Re-seeding the field has resulted in a huge abundance of feed even after stacked in 130 gimmers. They have been super little mothers with very few problems in that field. It is great to come across a gimmer with a pair ready to tag, tucked amongst the grass in a patch she has grazed tightly over the day or so since she gave birth, obviously not having had to move from her little nest.

It was a herb-rich seed-mix which has come with a lot of chicory and plantain along with white clover. I’m not sure if their behaviour is anything to do with some extra herbs in the mix. The only other thing that I can identify for sure is a tremendous take of docks.

Another sheltered field we make use of has the well-worn Cateran Trail footpath running through it. It is interesting to see how little impact most of the walkers have on lambing ewes. I watched a ewe that had lambed on the footpath, suckled her lambs and then tucked them up behind a tree react to a couple of walkers who quietly approached her. Both parties stood and respectfully eyed each other for a few minutes before those with the brightly coloured anoraks quietly walked past within a few meters of the still sleeping lambs.

Quite a contrast to the guy that thinks it is OK to walk a pack of dogs off the lead and have a close look over the fence at a lambing field. We know we are lucky that we have had no sheep worrying incidents, but even that level of disturbance creates problems as for the next two or three hours these ewes are all pushed up into the far half of the field.

Tally, our daughter, welcomed about 100 people onto the farm for ‘Lambing Experiences’ while Texels were lambing in the shed. People really enjoyed feeding and playing with the pet lambs and by good fortune a lot of them managed to see a birth. There was a huge range of reaction to seeing a ewe lambing – some excitement, a lot of awe, occasionally overwhelming, and one or two were just a bit freaked out. It’s a magical time – lambing – and we’re lucky to be part of it.

Skye, our Jack Russell, which considers herself a sheepdog and slightly above chasing rabbits enjoyed all the attention that came with having visitors to the farm. On a trip to see the hens, she got so excited that she actually caught a bunny and proudly emerged from under the henhouse with it squeaking in her mouth. Some awkward looks from parents were allayed when a six-year-old said: “Oh look, the doggy found a squeaky-toy”!

Calving has nearly finished, cattle are mostly out now – very late because of late spring, slow growth and quite wet underfoot.

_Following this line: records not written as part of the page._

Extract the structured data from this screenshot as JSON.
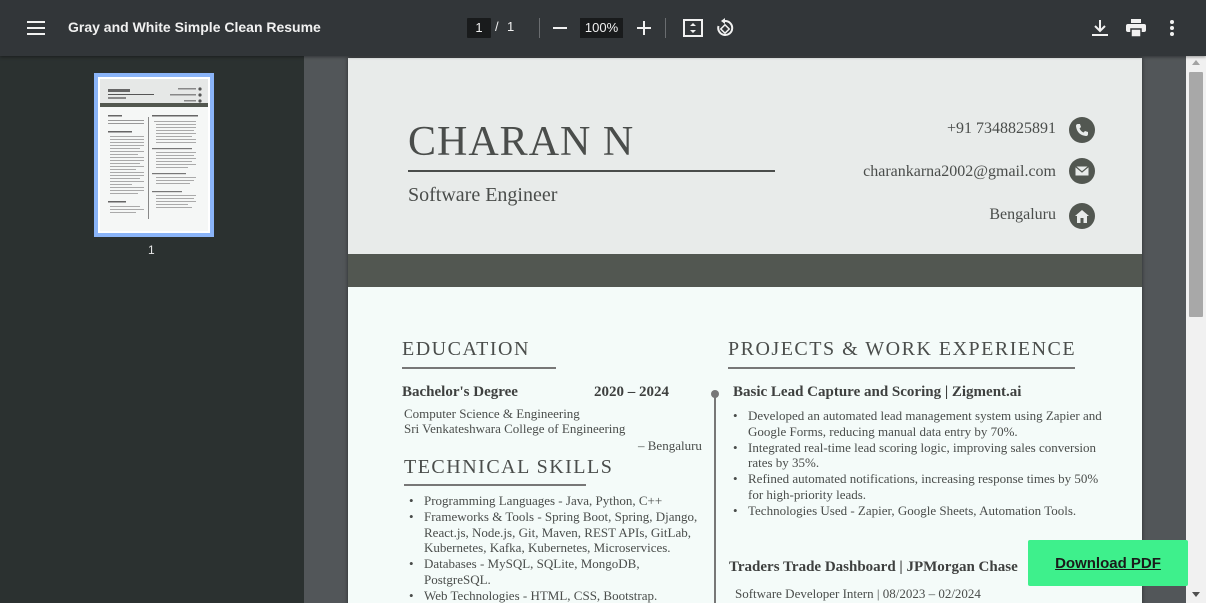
{
  "toolbar": {
    "title": "Gray and White Simple Clean Resume",
    "current_page": "1",
    "page_separator": "/",
    "total_pages": "1",
    "zoom": "100%"
  },
  "sidebar": {
    "thumbnail_label": "1"
  },
  "resume": {
    "name": "CHARAN N",
    "role": "Software Engineer",
    "phone": "+91 7348825891",
    "email": "charankarna2002@gmail.com",
    "location": "Bengaluru",
    "education": {
      "heading": "EDUCATION",
      "degree": "Bachelor's Degree",
      "years": "2020 – 2024",
      "field": "Computer Science & Engineering",
      "college": "Sri Venkateshwara College of Engineering",
      "place": "– Bengaluru"
    },
    "skills": {
      "heading": "TECHNICAL SKILLS",
      "items": [
        "Programming Languages - Java, Python, C++",
        "Frameworks & Tools - Spring Boot, Spring, Django, React.js, Node.js, Git, Maven, REST APIs, GitLab, Kubernetes, Kafka, Kubernetes, Microservices.",
        "Databases - MySQL, SQLite, MongoDB, PostgreSQL.",
        "Web Technologies - HTML, CSS, Bootstrap."
      ]
    },
    "projects": {
      "heading": "PROJECTS & WORK EXPERIENCE",
      "p1_title": "Basic Lead Capture and Scoring | Zigment.ai",
      "p1_items": [
        "Developed an automated lead management system using Zapier and Google Forms, reducing manual data entry by 70%.",
        "Integrated real-time lead scoring logic, improving sales conversion rates by 35%.",
        "Refined automated notifications, increasing response times by 50% for high-priority leads.",
        "Technologies Used - Zapier, Google Sheets, Automation Tools."
      ],
      "p2_title": "Traders Trade Dashboard | JPMorgan Chase",
      "p2_sub": "Software Developer Intern |  08/2023 – 02/2024"
    }
  },
  "download_button": "Download PDF",
  "colors": {
    "toolbar_bg": "#323639",
    "viewer_bg": "#525659",
    "header_band": "#525751",
    "accent_green": "#3ef08c",
    "thumb_border": "#8ab4f8"
  }
}
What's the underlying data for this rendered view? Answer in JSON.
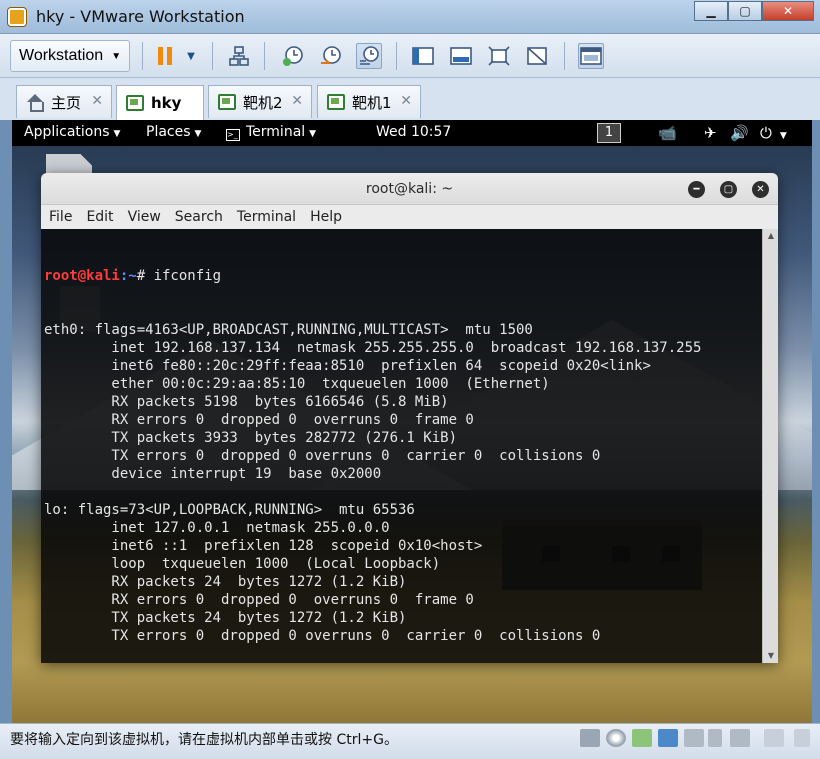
{
  "vmware": {
    "title": "hky - VMware Workstation",
    "menu_label": "Workstation",
    "tabs": [
      {
        "label": "主页"
      },
      {
        "label": "hky"
      },
      {
        "label": "靶机2"
      },
      {
        "label": "靶机1"
      }
    ],
    "status_text": "要将输入定向到该虚拟机，请在虚拟机内部单击或按 Ctrl+G。"
  },
  "kali": {
    "applications": "Applications",
    "places": "Places",
    "terminal_app": "Terminal",
    "clock": "Wed 10:57",
    "workspace": "1"
  },
  "terminal": {
    "title": "root@kali: ~",
    "menu": [
      "File",
      "Edit",
      "View",
      "Search",
      "Terminal",
      "Help"
    ],
    "prompt_user": "root@kali",
    "prompt_path": ":~",
    "prompt_symbol": "# ",
    "command": "ifconfig",
    "output": [
      "eth0: flags=4163<UP,BROADCAST,RUNNING,MULTICAST>  mtu 1500",
      "        inet 192.168.137.134  netmask 255.255.255.0  broadcast 192.168.137.255",
      "        inet6 fe80::20c:29ff:feaa:8510  prefixlen 64  scopeid 0x20<link>",
      "        ether 00:0c:29:aa:85:10  txqueuelen 1000  (Ethernet)",
      "        RX packets 5198  bytes 6166546 (5.8 MiB)",
      "        RX errors 0  dropped 0  overruns 0  frame 0",
      "        TX packets 3933  bytes 282772 (276.1 KiB)",
      "        TX errors 0  dropped 0 overruns 0  carrier 0  collisions 0",
      "        device interrupt 19  base 0x2000",
      "",
      "lo: flags=73<UP,LOOPBACK,RUNNING>  mtu 65536",
      "        inet 127.0.0.1  netmask 255.0.0.0",
      "        inet6 ::1  prefixlen 128  scopeid 0x10<host>",
      "        loop  txqueuelen 1000  (Local Loopback)",
      "        RX packets 24  bytes 1272 (1.2 KiB)",
      "        RX errors 0  dropped 0  overruns 0  frame 0",
      "        TX packets 24  bytes 1272 (1.2 KiB)",
      "        TX errors 0  dropped 0 overruns 0  carrier 0  collisions 0",
      ""
    ]
  }
}
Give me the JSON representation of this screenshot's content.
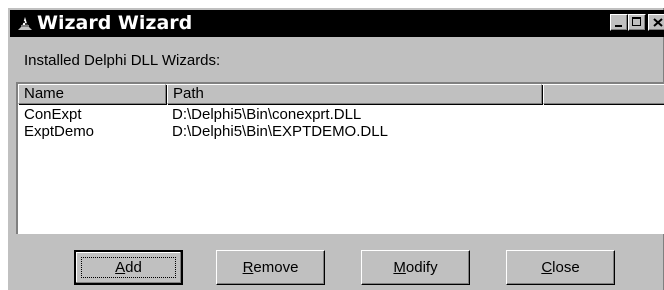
{
  "window": {
    "title": "Wizard Wizard",
    "icon": "wizard-hat-icon"
  },
  "caption_buttons": {
    "minimize": "minimize-icon",
    "maximize": "maximize-icon",
    "close": "close-icon"
  },
  "heading": "Installed Delphi DLL Wizards:",
  "list": {
    "columns": [
      "Name",
      "Path",
      ""
    ],
    "rows": [
      {
        "name": "ConExpt",
        "path": "D:\\Delphi5\\Bin\\conexprt.DLL"
      },
      {
        "name": "ExptDemo",
        "path": "D:\\Delphi5\\Bin\\EXPTDEMO.DLL"
      }
    ]
  },
  "buttons": {
    "add": {
      "mnemonic": "A",
      "rest": "dd"
    },
    "remove": {
      "mnemonic": "R",
      "rest": "emove"
    },
    "modify": {
      "mnemonic": "M",
      "rest": "odify"
    },
    "close": {
      "mnemonic": "C",
      "rest": "lose"
    }
  },
  "colors": {
    "face": "#c0c0c0",
    "titlebar": "#000000",
    "list_bg": "#ffffff"
  }
}
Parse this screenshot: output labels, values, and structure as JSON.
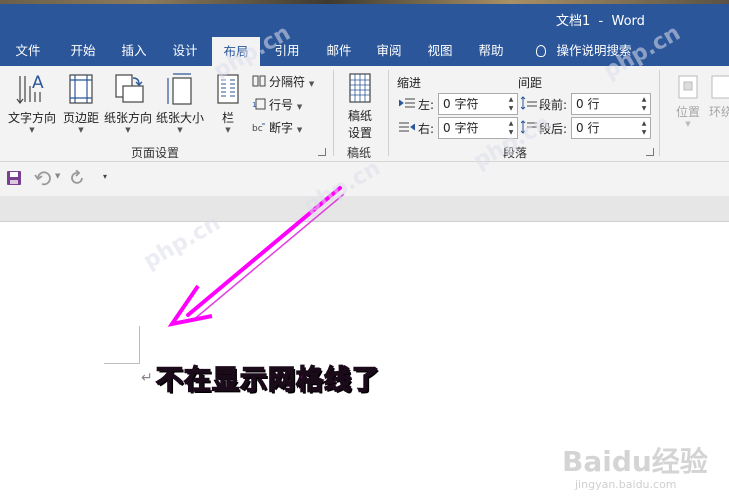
{
  "window": {
    "title": "文档1  -  Word"
  },
  "tabs": [
    {
      "label": "文件"
    },
    {
      "label": "开始"
    },
    {
      "label": "插入"
    },
    {
      "label": "设计"
    },
    {
      "label": "布局"
    },
    {
      "label": "引用"
    },
    {
      "label": "邮件"
    },
    {
      "label": "审阅"
    },
    {
      "label": "视图"
    },
    {
      "label": "帮助"
    },
    {
      "label": "操作说明搜索"
    }
  ],
  "active_tab": "布局",
  "ribbon": {
    "page_setup": {
      "text_direction": "文字方向",
      "margins": "页边距",
      "orientation": "纸张方向",
      "size": "纸张大小",
      "columns": "栏",
      "breaks": "分隔符",
      "line_numbers": "行号",
      "hyphenation": "断字",
      "group_label": "页面设置"
    },
    "manuscript": {
      "button_line1": "稿纸",
      "button_line2": "设置",
      "group_label": "稿纸"
    },
    "paragraph": {
      "indent_header": "缩进",
      "spacing_header": "间距",
      "left_label": "左:",
      "right_label": "右:",
      "before_label": "段前:",
      "after_label": "段后:",
      "left_value": "0 字符",
      "right_value": "0 字符",
      "before_value": "0 行",
      "after_value": "0 行",
      "group_label": "段落"
    },
    "arrange": {
      "position": "位置",
      "wrap": "环绕"
    }
  },
  "annotation": {
    "text": "不在显示网格线了"
  },
  "watermarks": {
    "site": "php.cn",
    "baidu": "Baidu经验",
    "baidu_url": "jingyan.baidu.com"
  },
  "colors": {
    "word_blue": "#2b579a",
    "annotation_magenta": "#d600d6",
    "arrow_magenta": "#ff00ff"
  }
}
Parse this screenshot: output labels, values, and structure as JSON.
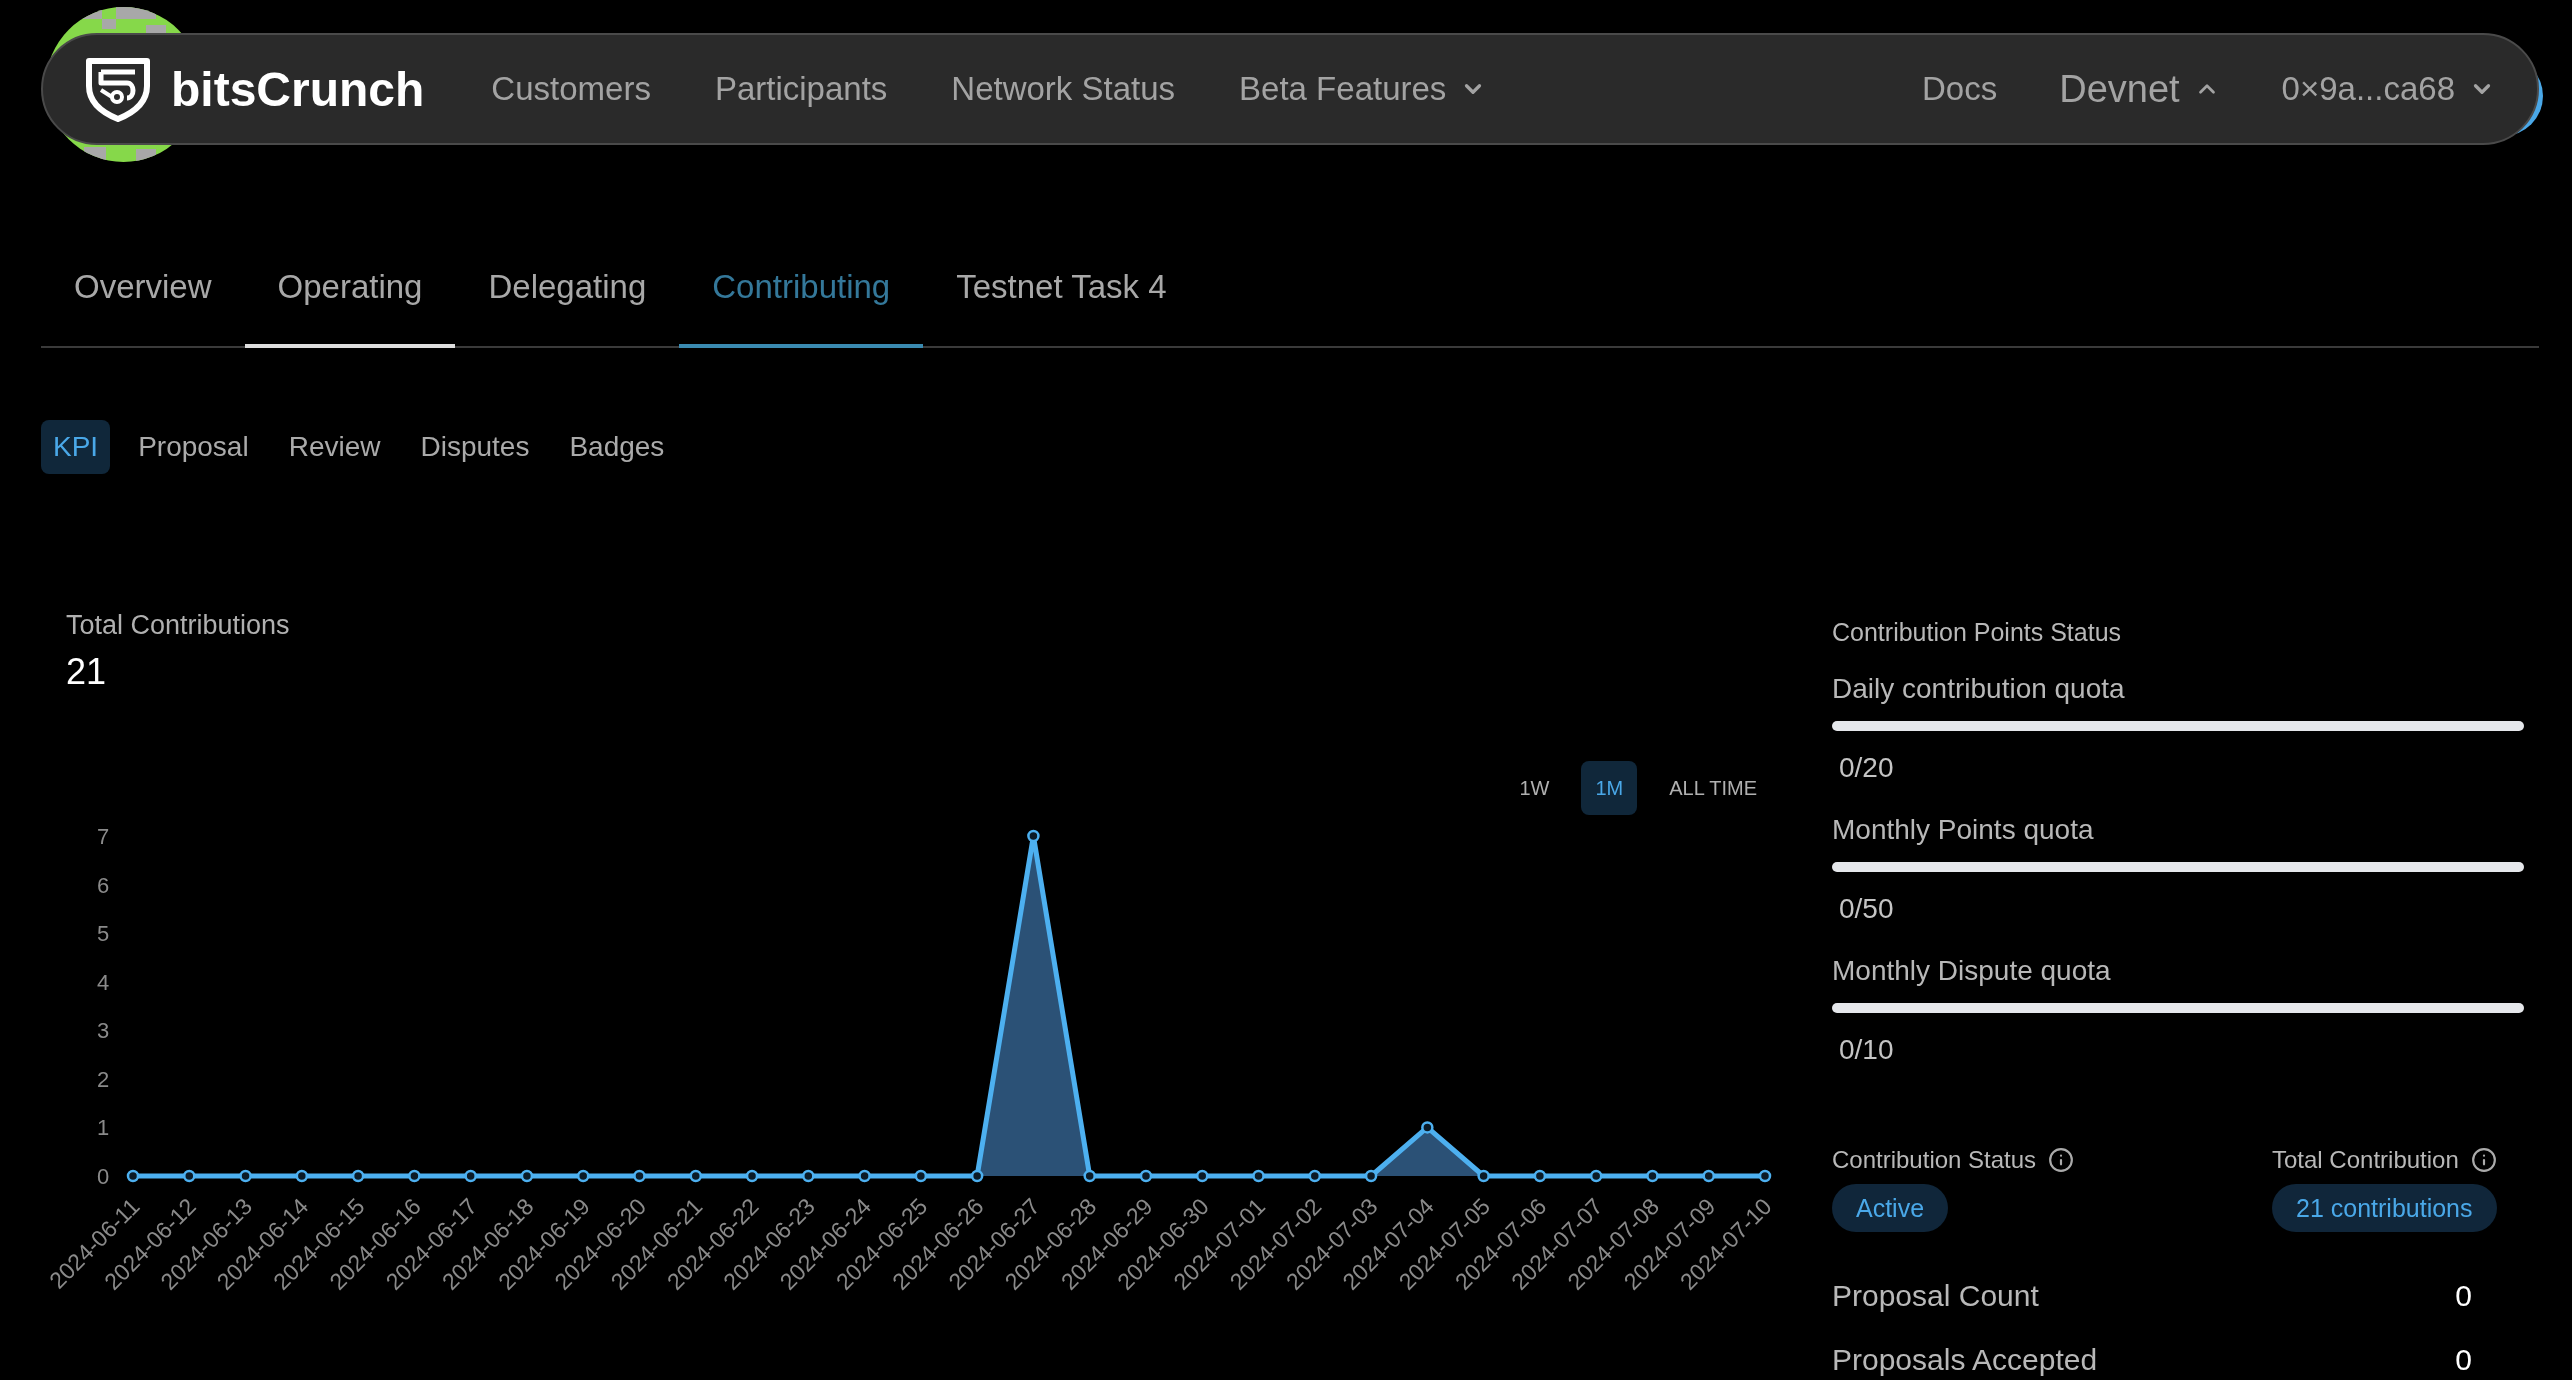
{
  "navbar": {
    "brand": "bitsCrunch",
    "links": [
      {
        "label": "Customers",
        "kind": "link"
      },
      {
        "label": "Participants",
        "kind": "link"
      },
      {
        "label": "Network Status",
        "kind": "link"
      },
      {
        "label": "Beta Features",
        "kind": "dropdown",
        "expanded": false
      }
    ],
    "right_links": [
      {
        "label": "Docs",
        "kind": "link"
      },
      {
        "label": "Devnet",
        "kind": "dropdown",
        "expanded": true
      },
      {
        "label": "0×9a...ca68",
        "kind": "dropdown",
        "expanded": false
      }
    ]
  },
  "tabs": [
    {
      "label": "Overview",
      "selected": false,
      "hovered": false
    },
    {
      "label": "Operating",
      "selected": false,
      "hovered": true
    },
    {
      "label": "Delegating",
      "selected": false,
      "hovered": false
    },
    {
      "label": "Contributing",
      "selected": true,
      "hovered": false
    },
    {
      "label": "Testnet Task 4",
      "selected": false,
      "hovered": false
    }
  ],
  "subtabs": [
    {
      "label": "KPI",
      "selected": true
    },
    {
      "label": "Proposal",
      "selected": false
    },
    {
      "label": "Review",
      "selected": false
    },
    {
      "label": "Disputes",
      "selected": false
    },
    {
      "label": "Badges",
      "selected": false
    }
  ],
  "total_contributions": {
    "label": "Total Contributions",
    "value": "21"
  },
  "range_buttons": [
    {
      "label": "1W",
      "selected": false
    },
    {
      "label": "1M",
      "selected": true
    },
    {
      "label": "ALL TIME",
      "selected": false
    }
  ],
  "chart": {
    "chart_data": {
      "type": "area",
      "categories": [
        "2024-06-11",
        "2024-06-12",
        "2024-06-13",
        "2024-06-14",
        "2024-06-15",
        "2024-06-16",
        "2024-06-17",
        "2024-06-18",
        "2024-06-19",
        "2024-06-20",
        "2024-06-21",
        "2024-06-22",
        "2024-06-23",
        "2024-06-24",
        "2024-06-25",
        "2024-06-26",
        "2024-06-27",
        "2024-06-28",
        "2024-06-29",
        "2024-06-30",
        "2024-07-01",
        "2024-07-02",
        "2024-07-03",
        "2024-07-04",
        "2024-07-05",
        "2024-07-06",
        "2024-07-07",
        "2024-07-08",
        "2024-07-09",
        "2024-07-10"
      ],
      "values": [
        0,
        0,
        0,
        0,
        0,
        0,
        0,
        0,
        0,
        0,
        0,
        0,
        0,
        0,
        0,
        0,
        7,
        0,
        0,
        0,
        0,
        0,
        0,
        1,
        0,
        0,
        0,
        0,
        0,
        0
      ],
      "ylim": [
        0,
        7
      ],
      "yticks": [
        0,
        1,
        2,
        3,
        4,
        5,
        6,
        7
      ]
    }
  },
  "points_status": {
    "title": "Contribution Points Status",
    "quotas": [
      {
        "label": "Daily contribution quota",
        "level": 0,
        "reading": "0/20"
      },
      {
        "label": "Monthly Points quota",
        "level": 0,
        "reading": "0/50"
      },
      {
        "label": "Monthly Dispute quota",
        "level": 0,
        "reading": "0/10"
      }
    ]
  },
  "status": [
    {
      "label": "Contribution Status",
      "badge": "Active"
    },
    {
      "label": "Total Contribution",
      "badge": "21 contributions"
    }
  ],
  "stats": [
    {
      "label": "Proposal Count",
      "value": "0"
    },
    {
      "label": "Proposals Accepted",
      "value": "0"
    }
  ]
}
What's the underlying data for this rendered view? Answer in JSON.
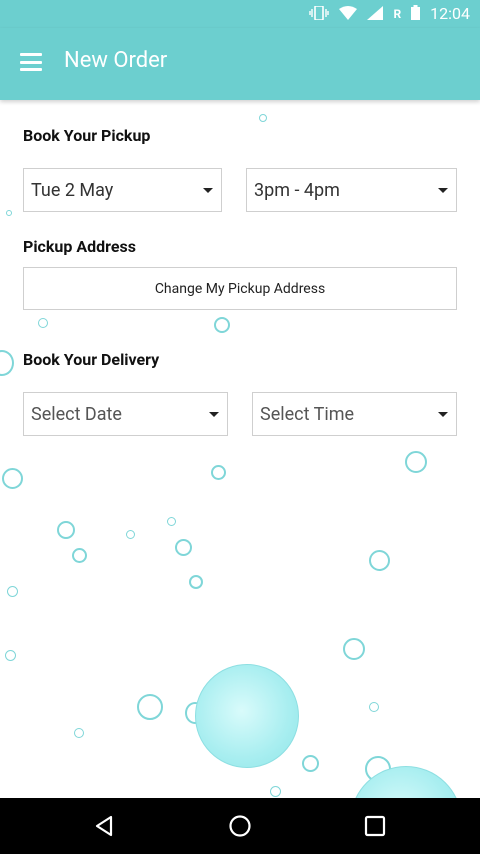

Fertiliser was bought late to the great advantage of a price drop and Finlay the Young Farmer, who is helping out for a few months, has got most of it spread already. Barley got sown between showers, but grass reseeds could do with getting in if ground conditions improve.

After some discussion with the accountant, we decided to move the year end from November to March this year – giving us a 16-month financial year just ended. My understanding is that many farm businesses will need to change to fit with new HMRC rules. Who knows: Maybe with good lambings and the cattle trade – by the end of the year we’ll all be worrying about paying tax?

Ah, lambing and springtime – it’s a time of great hope and endless possibilities!